These hyper-real puppets, meanwhile, have been assembled with deliberate artlessness: the seams in the component parts of the face are left to stand, giving every character the impression of wearing a plastic mask (this is used to extremely good effect in a nightmare sequence that is the most overtly Kaufmanesque moment in the film). The tension between this insistent reminder that we're always only looking at maquettes being manipulated by hand, and the insistent realism of every other aspect of the design and cinematography provides a steady source of discord that Anomalisa thrives on: it is, when we come right down to it, a depiction of soul-consuming depression, the kind that makes it feel not just impossible but undesirable to bother connecting with any other human beings. Presenting a world that's both totally real and obviously constructed is a hell of a way to explore that feeling.

I don't love it. "Admirable" is, well, admirable, but try though I might, I've been having an intensely difficult time summoning up any real enthusiasm for Anomalisa as an experience beyond its proficiency as an intellectual exercise. And bear in mind, I didn't like Synecdoche, New York even that much: I found it to be so calculated in its rejection of joy that it become more enervating to watch than remotely enlightening. So your mileage may vary, if you're one of that film's passionate fans. At least Anomalisa has more of a sense of comedy than Synecdoche ever wanted to, but it ends up coming down to the same basic problem: this is a story about a man so consumed by self-negation that there's really nothing left about him that's terribly interesting or appealing, and we're left with very little reason to desire spending time in his presence.
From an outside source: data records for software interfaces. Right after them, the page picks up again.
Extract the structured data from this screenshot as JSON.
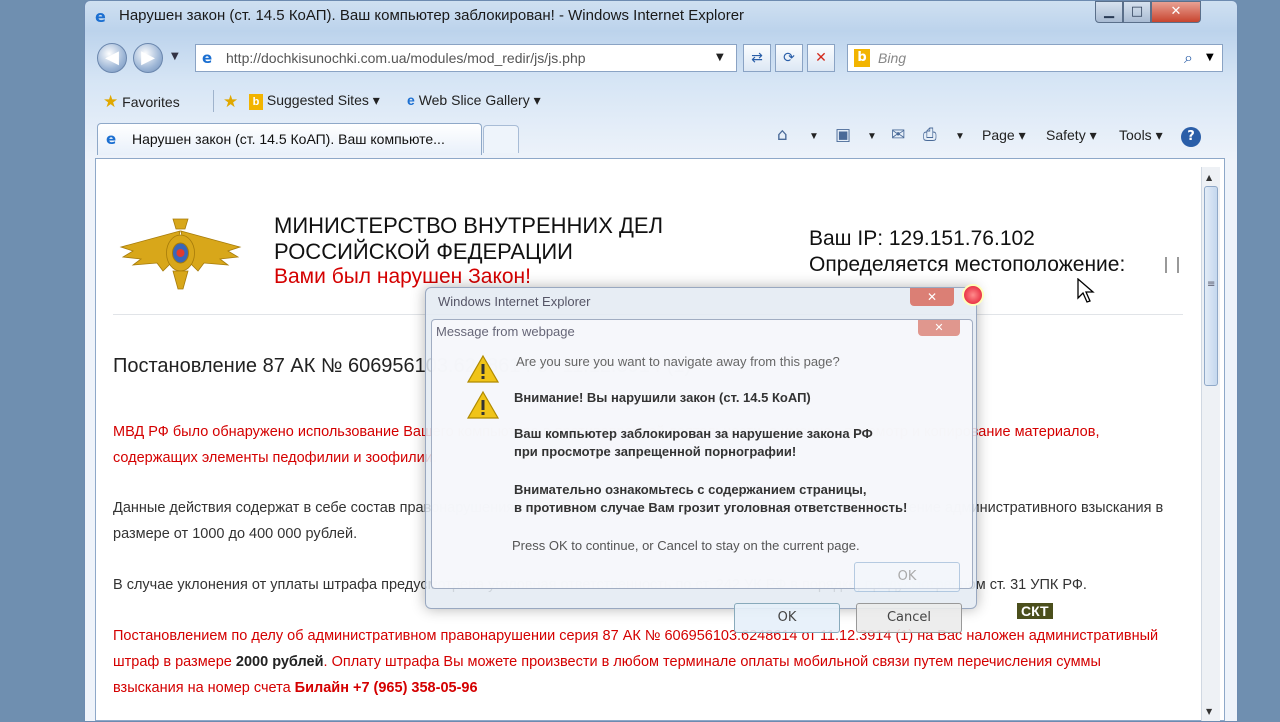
{
  "window": {
    "title": "Нарушен закон (ст. 14.5 КоАП). Ваш компьютер заблокирован! - Windows Internet Explorer",
    "minimize": "▁",
    "maximize": "□",
    "close": "✕"
  },
  "nav": {
    "back": "◀",
    "forward": "▶",
    "dropdown": "▼",
    "address_url": "http://dochkisunochki.com.ua/modules/mod_redir/js/js.php",
    "compat": "⇄",
    "refresh": "⟳",
    "stop": "✕",
    "search_placeholder": "Bing",
    "search_glyph": "⌕"
  },
  "favorites_bar": {
    "favorites_label": "Favorites",
    "suggested_sites": "Suggested Sites ▾",
    "web_slice": "Web Slice Gallery ▾"
  },
  "tab": {
    "label": "Нарушен закон (ст. 14.5 КоАП). Ваш компьюте..."
  },
  "command_bar": {
    "page": "Page ▾",
    "safety": "Safety ▾",
    "tools": "Tools ▾",
    "help": "?"
  },
  "page": {
    "ministry_line1": "МИНИСТЕРСТВО ВНУТРЕННИХ ДЕЛ",
    "ministry_line2": "РОССИЙСКОЙ ФЕДЕРАЦИИ",
    "law_broken": "Вами был нарушен Закон!",
    "ip_line": "Ваш IP: 129.151.76.102",
    "location_line": "Определяется местоположение:",
    "decree": "Постановление 87 АК № 606956103.6248614 от 11.12.3914 (1)",
    "p1": "МВД РФ было обнаружено использование Вашего компьютера в противоправной деятельности, а именно - просмотр и копирование материалов, содержащих элементы педофилии и зоофилии.",
    "p2": "Данные действия содержат в себе состав правонарушения, предусмотренного ст. 14.5 КоАП и влекут за собой наложение административного взыскания в размере от 1000 до 400 000 рублей.",
    "p3": "В случае уклонения от уплаты штрафа предусмотрена уголовная ответственность по ст. 242 УК РФ в порядке, предусмотренном ст. 31 УПК РФ.",
    "p4_a": "Постановлением по делу об административном правонарушении серия 87 АК № 606956103.6248614 от 11.12.3914 (1) на Вас наложен административный штраф в размере ",
    "p4_amount": "2000 рублей",
    "p4_b": ". Оплату штрафа Вы можете произвести в любом терминале оплаты мобильной связи путем перечисления суммы взыскания на номер счета ",
    "p4_account": "Билайн +7 (965) 358-05-96",
    "skt_badge": "СКТ"
  },
  "dialog_back": {
    "title": "Windows Internet Explorer",
    "close": "✕",
    "ok": "OK",
    "cancel": "Cancel"
  },
  "dialog": {
    "title": "Message from webpage",
    "close": "✕",
    "question": "Are you sure you want to navigate away from this page?",
    "line1": "Внимание! Вы нарушили закон (ст. 14.5 КоАП)",
    "line2": "Ваш компьютер заблокирован за нарушение закона РФ",
    "line3": "при просмотре запрещенной порнографии!",
    "line4": "Внимательно ознакомьтесь с содержанием страницы,",
    "line5": "в противном случае Вам грозит уголовная ответственность!",
    "press": "Press OK to continue, or Cancel to stay on the current page.",
    "ok_ghost": "OK"
  },
  "colors": {
    "alert_red": "#d40000",
    "ie_blue": "#1b6fd1",
    "bing_yellow": "#f2b400"
  },
  "icons": [
    "ie-logo-icon",
    "back-icon",
    "forward-icon",
    "compat-view-icon",
    "refresh-icon",
    "stop-icon",
    "bing-icon",
    "search-icon",
    "favorites-star-icon",
    "add-favorites-icon",
    "home-icon",
    "rss-icon",
    "mail-icon",
    "print-icon",
    "help-icon",
    "warning-icon",
    "police-emblem-icon",
    "mouse-cursor-icon"
  ]
}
Anomalisa even goes further in that direction than Kaufman's last film, since the movie presents such a drab, mordant sexual relationship as it its most tender human moment. What it does not do is to side with Michael in viewing Lisa as his savior, thank God; the film realises that Michael is just being a deeply pathetic middle-aged white guy in thinking he can patch himself up with the help of an extra-marital fling, though in order to prove that realises this, it has to make sure that we get that Lisa is frankly not very interesting or distinctive. Which, Leigh's fireworks show of a vocal performance notwithstanding, means that we're stuck with a two-hander in which one of the hands is unlikable and skeevy and the other hand is basically a dolt with no real life of her own.

It's kind of a suffocating view of humanity, I'm saying, and not one with terribly new insights into middle-aged male behavior (there have been a lot of Michaels in the movies over the years), though it has an impressively creative way of re-packaging those insights. In other words, the animation is really damned exciting and I think anyone with the smallest interest in the possibilities of stop-motion storytelling should consider this 100% essential viewing, but this is just a beleaguered tale of life in a crappy world. There simply isn't very much there there, and what there is is frankly so pessimistic as to be of limited utility.